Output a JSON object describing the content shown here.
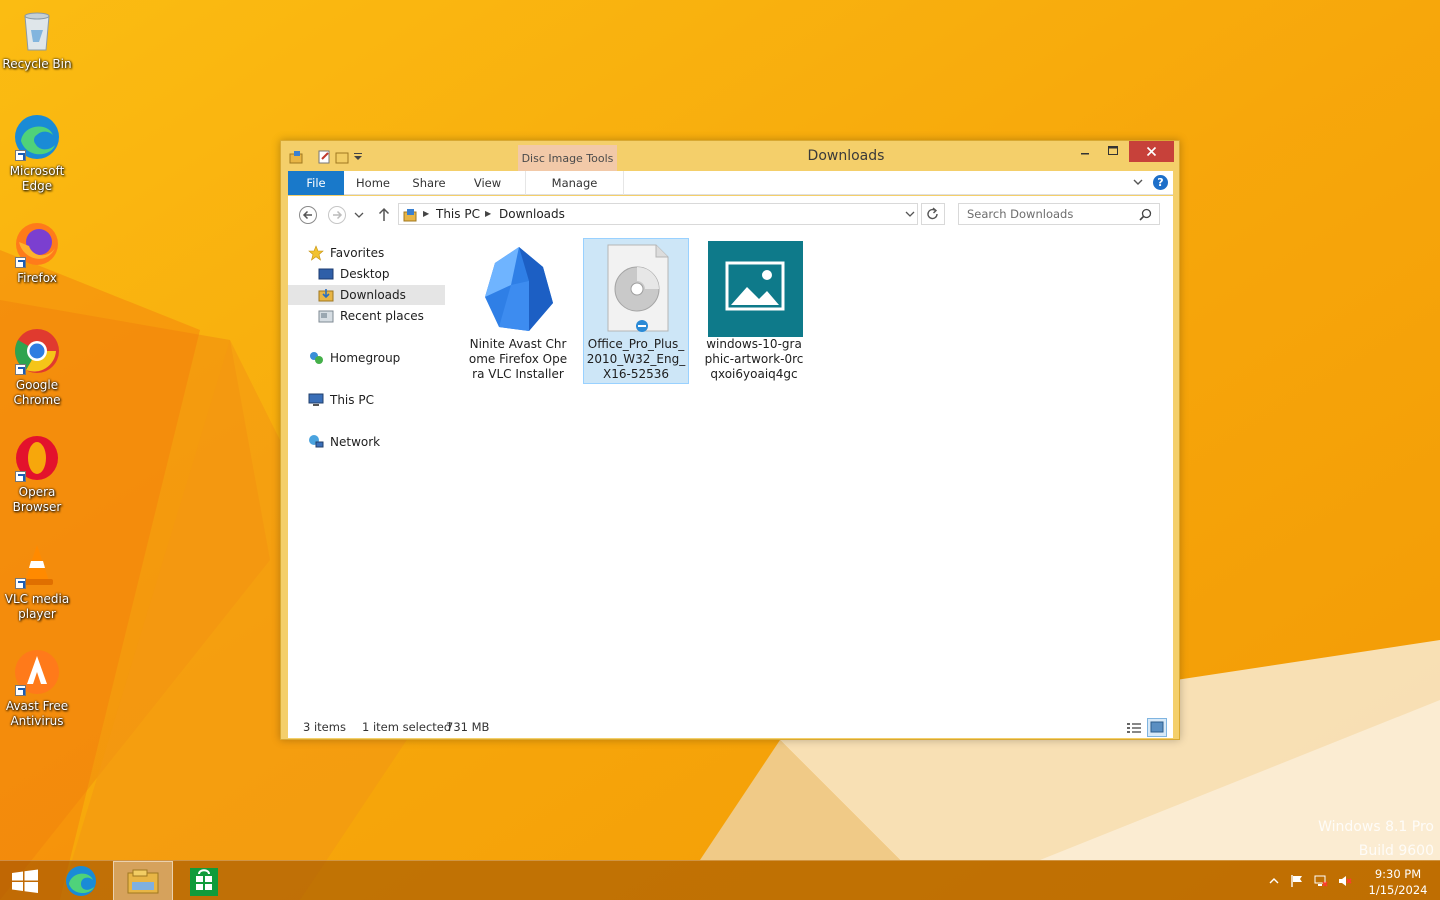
{
  "desktop": {
    "icons": [
      {
        "label": "Recycle Bin"
      },
      {
        "label": "Microsoft Edge"
      },
      {
        "label": "Firefox"
      },
      {
        "label": "Google Chrome"
      },
      {
        "label": "Opera Browser"
      },
      {
        "label": "VLC media player"
      },
      {
        "label": "Avast Free Antivirus"
      }
    ],
    "watermark": {
      "line1": "Windows 8.1 Pro",
      "line2": "Build 9600"
    }
  },
  "window": {
    "title": "Downloads",
    "contextual_tab_group": "Disc Image Tools",
    "ribbon_tabs": {
      "file": "File",
      "home": "Home",
      "share": "Share",
      "view": "View",
      "manage": "Manage"
    },
    "help_label": "?",
    "address": {
      "crumbs": [
        "This PC",
        "Downloads"
      ]
    },
    "search": {
      "placeholder": "Search Downloads"
    },
    "nav": {
      "favorites": "Favorites",
      "desktop": "Desktop",
      "downloads": "Downloads",
      "recent": "Recent places",
      "homegroup": "Homegroup",
      "thispc": "This PC",
      "network": "Network"
    },
    "files": [
      {
        "name": "Ninite Avast Chrome Firefox Opera VLC Installer",
        "icon": "ninite-icon",
        "selected": false
      },
      {
        "name": "Office_Pro_Plus_2010_W32_Eng_X16-52536",
        "icon": "disc-image-icon",
        "selected": true
      },
      {
        "name": "windows-10-graphic-artwork-0rcqxoi6yoaiq4gc",
        "icon": "image-file-icon",
        "selected": false
      }
    ],
    "status": {
      "count": "3 items",
      "selected": "1 item selected",
      "size": "731 MB"
    }
  },
  "taskbar": {
    "clock_time": "9:30 PM",
    "clock_date": "1/15/2024"
  },
  "colors": {
    "accent": "#1979ca",
    "window_frame": "#f4cf6a",
    "close_button": "#c7413a",
    "selection": "#cde6f7"
  }
}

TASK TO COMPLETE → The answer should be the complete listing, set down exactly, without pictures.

YOUR RESPONSE →
Output a JSON object describing the content shown here.
{
  "desktop": {
    "icons": [
      {
        "label": "Recycle Bin"
      },
      {
        "label": "Microsoft Edge"
      },
      {
        "label": "Firefox"
      },
      {
        "label": "Google Chrome"
      },
      {
        "label": "Opera Browser"
      },
      {
        "label": "VLC media player"
      },
      {
        "label": "Avast Free Antivirus"
      }
    ],
    "watermark": {
      "line1": "Windows 8.1 Pro",
      "line2": "Build 9600"
    }
  },
  "window": {
    "title": "Downloads",
    "contextual_tab_group": "Disc Image Tools",
    "ribbon_tabs": {
      "file": "File",
      "home": "Home",
      "share": "Share",
      "view": "View",
      "manage": "Manage"
    },
    "help_label": "?",
    "address": {
      "crumbs": [
        "This PC",
        "Downloads"
      ]
    },
    "search": {
      "placeholder": "Search Downloads"
    },
    "nav": {
      "favorites": "Favorites",
      "desktop": "Desktop",
      "downloads": "Downloads",
      "recent": "Recent places",
      "homegroup": "Homegroup",
      "thispc": "This PC",
      "network": "Network"
    },
    "files": [
      {
        "name": "Ninite Avast Chrome Firefox Opera VLC Installer",
        "icon": "ninite-icon",
        "selected": false
      },
      {
        "name": "Office_Pro_Plus_2010_W32_Eng_X16-52536",
        "icon": "disc-image-icon",
        "selected": true
      },
      {
        "name": "windows-10-graphic-artwork-0rcqxoi6yoaiq4gc",
        "icon": "image-file-icon",
        "selected": false
      }
    ],
    "status": {
      "count": "3 items",
      "selected": "1 item selected",
      "size": "731 MB"
    }
  },
  "taskbar": {
    "clock_time": "9:30 PM",
    "clock_date": "1/15/2024"
  },
  "colors": {
    "accent": "#1979ca",
    "window_frame": "#f4cf6a",
    "close_button": "#c7413a",
    "selection": "#cde6f7"
  }
}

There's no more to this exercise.